**ABOUT THIS TASK:** Check every line of the entries that follow, and copy the ones containing "image".
-*-
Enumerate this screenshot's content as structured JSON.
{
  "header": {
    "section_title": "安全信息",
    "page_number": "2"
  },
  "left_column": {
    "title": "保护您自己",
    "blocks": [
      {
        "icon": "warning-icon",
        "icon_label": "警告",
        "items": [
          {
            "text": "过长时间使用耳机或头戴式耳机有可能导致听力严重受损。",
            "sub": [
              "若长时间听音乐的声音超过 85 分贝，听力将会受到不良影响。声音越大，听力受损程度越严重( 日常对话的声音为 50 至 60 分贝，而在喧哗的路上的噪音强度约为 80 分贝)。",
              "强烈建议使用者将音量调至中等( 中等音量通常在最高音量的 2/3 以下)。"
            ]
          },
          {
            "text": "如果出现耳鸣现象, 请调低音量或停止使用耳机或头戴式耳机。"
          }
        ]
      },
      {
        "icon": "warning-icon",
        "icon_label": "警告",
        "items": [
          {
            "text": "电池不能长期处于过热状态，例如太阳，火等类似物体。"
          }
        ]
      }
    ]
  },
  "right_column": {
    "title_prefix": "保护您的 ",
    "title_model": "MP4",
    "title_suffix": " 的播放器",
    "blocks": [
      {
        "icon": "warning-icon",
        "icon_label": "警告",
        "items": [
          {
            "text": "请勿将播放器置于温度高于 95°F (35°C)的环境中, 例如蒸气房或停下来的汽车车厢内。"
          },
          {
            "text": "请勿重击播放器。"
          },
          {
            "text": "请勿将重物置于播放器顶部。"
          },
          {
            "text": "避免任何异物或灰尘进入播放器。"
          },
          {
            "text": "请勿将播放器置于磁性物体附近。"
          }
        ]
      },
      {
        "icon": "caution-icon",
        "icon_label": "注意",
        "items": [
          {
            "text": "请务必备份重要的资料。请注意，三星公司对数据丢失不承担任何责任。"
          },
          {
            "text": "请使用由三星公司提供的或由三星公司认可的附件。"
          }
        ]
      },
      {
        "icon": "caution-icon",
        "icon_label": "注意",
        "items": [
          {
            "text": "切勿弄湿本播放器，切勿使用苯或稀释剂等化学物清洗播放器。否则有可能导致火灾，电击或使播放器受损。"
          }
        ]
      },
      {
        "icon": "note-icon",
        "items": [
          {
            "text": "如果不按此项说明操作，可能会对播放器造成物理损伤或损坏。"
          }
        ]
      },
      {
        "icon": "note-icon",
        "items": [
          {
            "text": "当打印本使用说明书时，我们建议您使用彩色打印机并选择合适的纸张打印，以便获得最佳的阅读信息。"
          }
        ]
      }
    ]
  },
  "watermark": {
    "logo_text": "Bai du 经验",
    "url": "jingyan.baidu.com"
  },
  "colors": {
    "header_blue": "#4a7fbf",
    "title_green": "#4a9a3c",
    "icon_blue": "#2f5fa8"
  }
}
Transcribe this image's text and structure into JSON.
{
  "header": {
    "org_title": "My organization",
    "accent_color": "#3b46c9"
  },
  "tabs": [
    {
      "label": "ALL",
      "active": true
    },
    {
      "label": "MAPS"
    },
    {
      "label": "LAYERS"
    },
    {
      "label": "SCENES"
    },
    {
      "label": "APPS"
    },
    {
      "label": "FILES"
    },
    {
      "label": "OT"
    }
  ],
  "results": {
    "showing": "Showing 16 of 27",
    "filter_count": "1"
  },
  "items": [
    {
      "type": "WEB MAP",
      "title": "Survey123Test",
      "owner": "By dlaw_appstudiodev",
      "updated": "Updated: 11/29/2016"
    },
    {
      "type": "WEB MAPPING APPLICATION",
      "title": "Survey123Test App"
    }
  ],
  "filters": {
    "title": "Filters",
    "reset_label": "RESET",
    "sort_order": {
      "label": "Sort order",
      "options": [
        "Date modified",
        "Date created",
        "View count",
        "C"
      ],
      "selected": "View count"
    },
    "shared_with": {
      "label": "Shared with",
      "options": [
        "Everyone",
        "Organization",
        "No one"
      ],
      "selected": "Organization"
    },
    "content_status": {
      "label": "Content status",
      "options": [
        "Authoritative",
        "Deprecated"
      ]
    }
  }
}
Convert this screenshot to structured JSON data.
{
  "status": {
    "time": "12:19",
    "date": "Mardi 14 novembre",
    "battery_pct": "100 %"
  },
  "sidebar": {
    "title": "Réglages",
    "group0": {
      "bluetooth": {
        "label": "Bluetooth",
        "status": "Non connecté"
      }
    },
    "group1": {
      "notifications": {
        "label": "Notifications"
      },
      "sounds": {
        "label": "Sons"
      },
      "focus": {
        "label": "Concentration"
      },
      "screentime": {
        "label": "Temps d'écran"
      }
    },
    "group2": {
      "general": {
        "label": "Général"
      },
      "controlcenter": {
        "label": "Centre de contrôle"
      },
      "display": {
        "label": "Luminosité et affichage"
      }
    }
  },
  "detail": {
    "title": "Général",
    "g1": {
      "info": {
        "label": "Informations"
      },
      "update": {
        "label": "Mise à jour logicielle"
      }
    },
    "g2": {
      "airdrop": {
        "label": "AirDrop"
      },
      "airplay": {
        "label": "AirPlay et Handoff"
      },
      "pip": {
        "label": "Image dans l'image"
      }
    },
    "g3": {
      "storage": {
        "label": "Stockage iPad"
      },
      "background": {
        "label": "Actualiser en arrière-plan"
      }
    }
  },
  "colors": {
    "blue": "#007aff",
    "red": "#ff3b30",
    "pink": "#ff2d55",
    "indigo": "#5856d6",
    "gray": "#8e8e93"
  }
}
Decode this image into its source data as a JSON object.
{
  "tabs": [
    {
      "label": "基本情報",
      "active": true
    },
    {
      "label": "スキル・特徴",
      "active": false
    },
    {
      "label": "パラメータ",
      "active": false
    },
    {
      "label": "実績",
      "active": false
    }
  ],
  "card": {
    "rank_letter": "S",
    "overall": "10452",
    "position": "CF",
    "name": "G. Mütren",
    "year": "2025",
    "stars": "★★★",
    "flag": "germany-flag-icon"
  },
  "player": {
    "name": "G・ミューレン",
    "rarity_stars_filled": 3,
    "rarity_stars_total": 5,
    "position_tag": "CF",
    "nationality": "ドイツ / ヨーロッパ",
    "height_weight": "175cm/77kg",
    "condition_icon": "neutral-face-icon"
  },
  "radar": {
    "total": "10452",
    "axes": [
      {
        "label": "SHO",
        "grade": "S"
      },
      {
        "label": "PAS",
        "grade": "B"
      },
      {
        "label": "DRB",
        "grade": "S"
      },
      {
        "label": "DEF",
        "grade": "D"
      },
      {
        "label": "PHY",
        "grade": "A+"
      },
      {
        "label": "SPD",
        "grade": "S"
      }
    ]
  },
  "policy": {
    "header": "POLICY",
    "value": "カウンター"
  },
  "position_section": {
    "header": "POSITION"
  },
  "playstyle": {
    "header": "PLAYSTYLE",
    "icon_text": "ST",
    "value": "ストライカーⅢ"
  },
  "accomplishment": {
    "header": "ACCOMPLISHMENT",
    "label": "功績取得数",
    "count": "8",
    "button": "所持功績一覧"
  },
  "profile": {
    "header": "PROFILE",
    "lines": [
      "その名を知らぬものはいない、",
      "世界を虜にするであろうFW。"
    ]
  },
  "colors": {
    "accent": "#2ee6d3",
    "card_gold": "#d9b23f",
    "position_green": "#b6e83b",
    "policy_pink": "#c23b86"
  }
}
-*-
**RESULT FOR THIS EXERCISE:**
Transcribe this image's text and structure into JSON.
        "label": "Image dans l'image"
Decode this image into its source data as a JSON object.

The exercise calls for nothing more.